What you should do. Go through the material below and copy all lines with "Finalizado".

BEGIN

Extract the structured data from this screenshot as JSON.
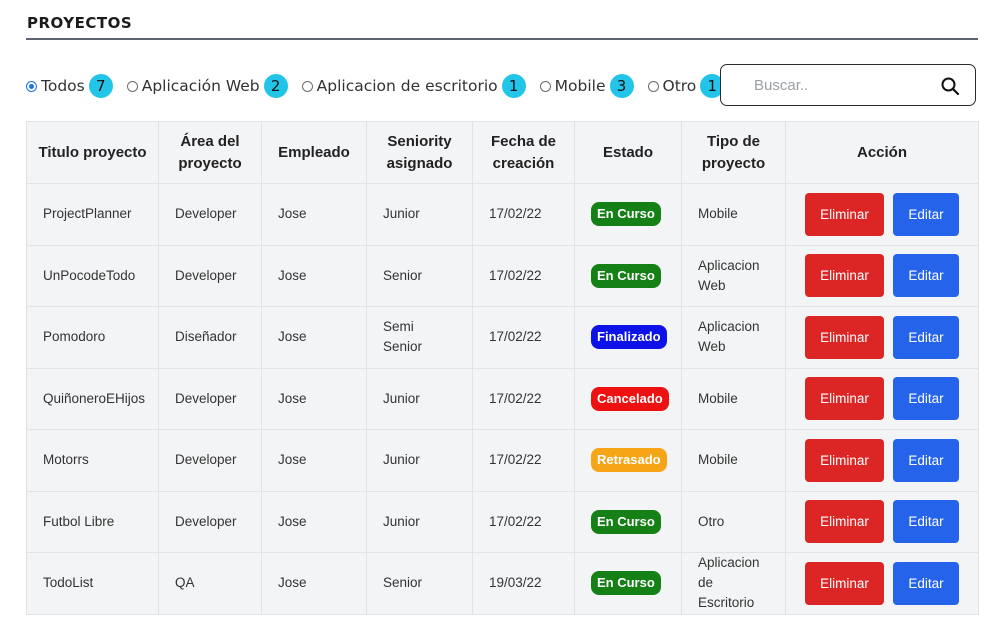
{
  "page": {
    "title": "PROYECTOS"
  },
  "filters": [
    {
      "label": "Todos",
      "count": "7",
      "checked": true
    },
    {
      "label": "Aplicación Web",
      "count": "2",
      "checked": false
    },
    {
      "label": "Aplicacion de escritorio",
      "count": "1",
      "checked": false
    },
    {
      "label": "Mobile",
      "count": "3",
      "checked": false
    },
    {
      "label": "Otro",
      "count": "1",
      "checked": false
    }
  ],
  "search": {
    "placeholder": "Buscar..",
    "value": "",
    "icon": "search-icon"
  },
  "table": {
    "headers": [
      "Titulo proyecto",
      "Área del proyecto",
      "Empleado",
      "Seniority asignado",
      "Fecha de creación",
      "Estado",
      "Tipo de proyecto",
      "Acción"
    ],
    "status_colors": {
      "En Curso": "#158015",
      "Finalizado": "#0d12e8",
      "Cancelado": "#ee1111",
      "Retrasado": "#f5a516"
    },
    "rows": [
      {
        "titulo": "ProjectPlanner",
        "area": "Developer",
        "empleado": "Jose",
        "seniority": "Junior",
        "fecha": "17/02/22",
        "estado": "En Curso",
        "tipo": "Mobile"
      },
      {
        "titulo": "UnPocodeTodo",
        "area": "Developer",
        "empleado": "Jose",
        "seniority": "Senior",
        "fecha": "17/02/22",
        "estado": "En Curso",
        "tipo": "Aplicacion Web"
      },
      {
        "titulo": "Pomodoro",
        "area": "Diseñador",
        "empleado": "Jose",
        "seniority": "Semi Senior",
        "fecha": "17/02/22",
        "estado": "Finalizado",
        "tipo": "Aplicacion Web"
      },
      {
        "titulo": "QuiñoneroEHijos",
        "area": "Developer",
        "empleado": "Jose",
        "seniority": "Junior",
        "fecha": "17/02/22",
        "estado": "Cancelado",
        "tipo": "Mobile"
      },
      {
        "titulo": "Motorrs",
        "area": "Developer",
        "empleado": "Jose",
        "seniority": "Junior",
        "fecha": "17/02/22",
        "estado": "Retrasado",
        "tipo": "Mobile"
      },
      {
        "titulo": "Futbol Libre",
        "area": "Developer",
        "empleado": "Jose",
        "seniority": "Junior",
        "fecha": "17/02/22",
        "estado": "En Curso",
        "tipo": "Otro"
      },
      {
        "titulo": "TodoList",
        "area": "QA",
        "empleado": "Jose",
        "seniority": "Senior",
        "fecha": "19/03/22",
        "estado": "En Curso",
        "tipo": "Aplicacion de Escritorio"
      }
    ],
    "actions": {
      "delete_label": "Eliminar",
      "edit_label": "Editar"
    }
  }
}
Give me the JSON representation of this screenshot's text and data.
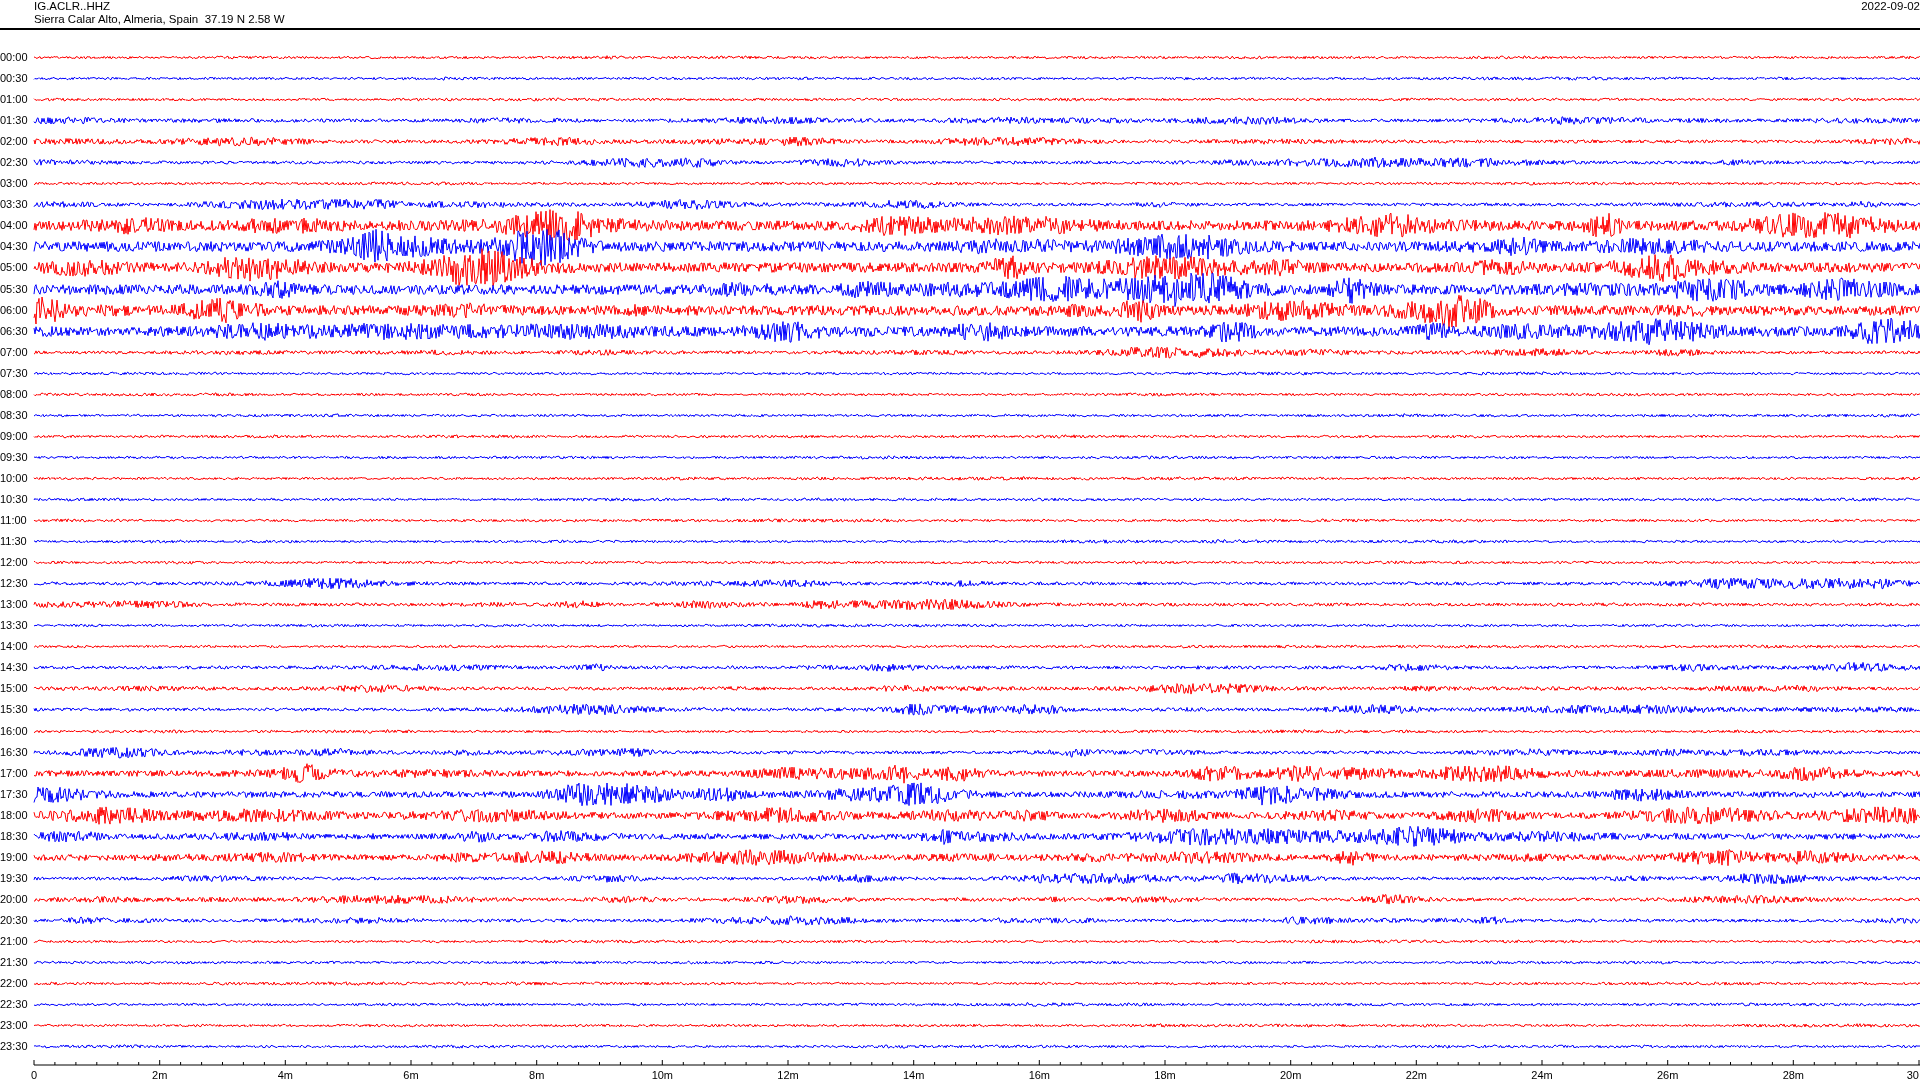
{
  "header": {
    "station": "IG.ACLR..HHZ",
    "location": "Sierra Calar Alto, Almeria, Spain  37.19 N 2.58 W",
    "date": "2022-09-02"
  },
  "traces": [
    {
      "label": "00:00",
      "color": "#ff0000",
      "kind": "quiet"
    },
    {
      "label": "00:30",
      "color": "#0000ff",
      "kind": "quiet"
    },
    {
      "label": "01:00",
      "color": "#ff0000",
      "kind": "quiet"
    },
    {
      "label": "01:30",
      "color": "#0000ff",
      "kind": "light"
    },
    {
      "label": "02:00",
      "color": "#ff0000",
      "kind": "light"
    },
    {
      "label": "02:30",
      "color": "#0000ff",
      "kind": "light"
    },
    {
      "label": "03:00",
      "color": "#ff0000",
      "kind": "quiet"
    },
    {
      "label": "03:30",
      "color": "#0000ff",
      "kind": "light"
    },
    {
      "label": "04:00",
      "color": "#ff0000",
      "kind": "strong"
    },
    {
      "label": "04:30",
      "color": "#0000ff",
      "kind": "strong"
    },
    {
      "label": "05:00",
      "color": "#ff0000",
      "kind": "strong"
    },
    {
      "label": "05:30",
      "color": "#0000ff",
      "kind": "strong"
    },
    {
      "label": "06:00",
      "color": "#ff0000",
      "kind": "strong"
    },
    {
      "label": "06:30",
      "color": "#0000ff",
      "kind": "strong"
    },
    {
      "label": "07:00",
      "color": "#ff0000",
      "kind": "light"
    },
    {
      "label": "07:30",
      "color": "#0000ff",
      "kind": "quiet"
    },
    {
      "label": "08:00",
      "color": "#ff0000",
      "kind": "quiet"
    },
    {
      "label": "08:30",
      "color": "#0000ff",
      "kind": "quiet"
    },
    {
      "label": "09:00",
      "color": "#ff0000",
      "kind": "quiet"
    },
    {
      "label": "09:30",
      "color": "#0000ff",
      "kind": "quiet"
    },
    {
      "label": "10:00",
      "color": "#ff0000",
      "kind": "quiet"
    },
    {
      "label": "10:30",
      "color": "#0000ff",
      "kind": "quiet"
    },
    {
      "label": "11:00",
      "color": "#ff0000",
      "kind": "quiet"
    },
    {
      "label": "11:30",
      "color": "#0000ff",
      "kind": "quiet"
    },
    {
      "label": "12:00",
      "color": "#ff0000",
      "kind": "quiet"
    },
    {
      "label": "12:30",
      "color": "#0000ff",
      "kind": "light"
    },
    {
      "label": "13:00",
      "color": "#ff0000",
      "kind": "light"
    },
    {
      "label": "13:30",
      "color": "#0000ff",
      "kind": "quiet"
    },
    {
      "label": "14:00",
      "color": "#ff0000",
      "kind": "quiet"
    },
    {
      "label": "14:30",
      "color": "#0000ff",
      "kind": "light"
    },
    {
      "label": "15:00",
      "color": "#ff0000",
      "kind": "light"
    },
    {
      "label": "15:30",
      "color": "#0000ff",
      "kind": "light"
    },
    {
      "label": "16:00",
      "color": "#ff0000",
      "kind": "quiet"
    },
    {
      "label": "16:30",
      "color": "#0000ff",
      "kind": "light"
    },
    {
      "label": "17:00",
      "color": "#ff0000",
      "kind": "active"
    },
    {
      "label": "17:30",
      "color": "#0000ff",
      "kind": "active"
    },
    {
      "label": "18:00",
      "color": "#ff0000",
      "kind": "active"
    },
    {
      "label": "18:30",
      "color": "#0000ff",
      "kind": "active"
    },
    {
      "label": "19:00",
      "color": "#ff0000",
      "kind": "active"
    },
    {
      "label": "19:30",
      "color": "#0000ff",
      "kind": "light"
    },
    {
      "label": "20:00",
      "color": "#ff0000",
      "kind": "light"
    },
    {
      "label": "20:30",
      "color": "#0000ff",
      "kind": "light"
    },
    {
      "label": "21:00",
      "color": "#ff0000",
      "kind": "quiet"
    },
    {
      "label": "21:30",
      "color": "#0000ff",
      "kind": "quiet"
    },
    {
      "label": "22:00",
      "color": "#ff0000",
      "kind": "quiet"
    },
    {
      "label": "22:30",
      "color": "#0000ff",
      "kind": "quiet"
    },
    {
      "label": "23:00",
      "color": "#ff0000",
      "kind": "quiet"
    },
    {
      "label": "23:30",
      "color": "#0000ff",
      "kind": "quiet"
    }
  ],
  "x_axis": {
    "labels": [
      "0",
      "2m",
      "4m",
      "6m",
      "8m",
      "10m",
      "12m",
      "14m",
      "16m",
      "18m",
      "20m",
      "22m",
      "24m",
      "26m",
      "28m",
      "30"
    ]
  }
}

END

Solution for this problem.
      "Finalizado": "#0d12e8",
        "estado": "Finalizado",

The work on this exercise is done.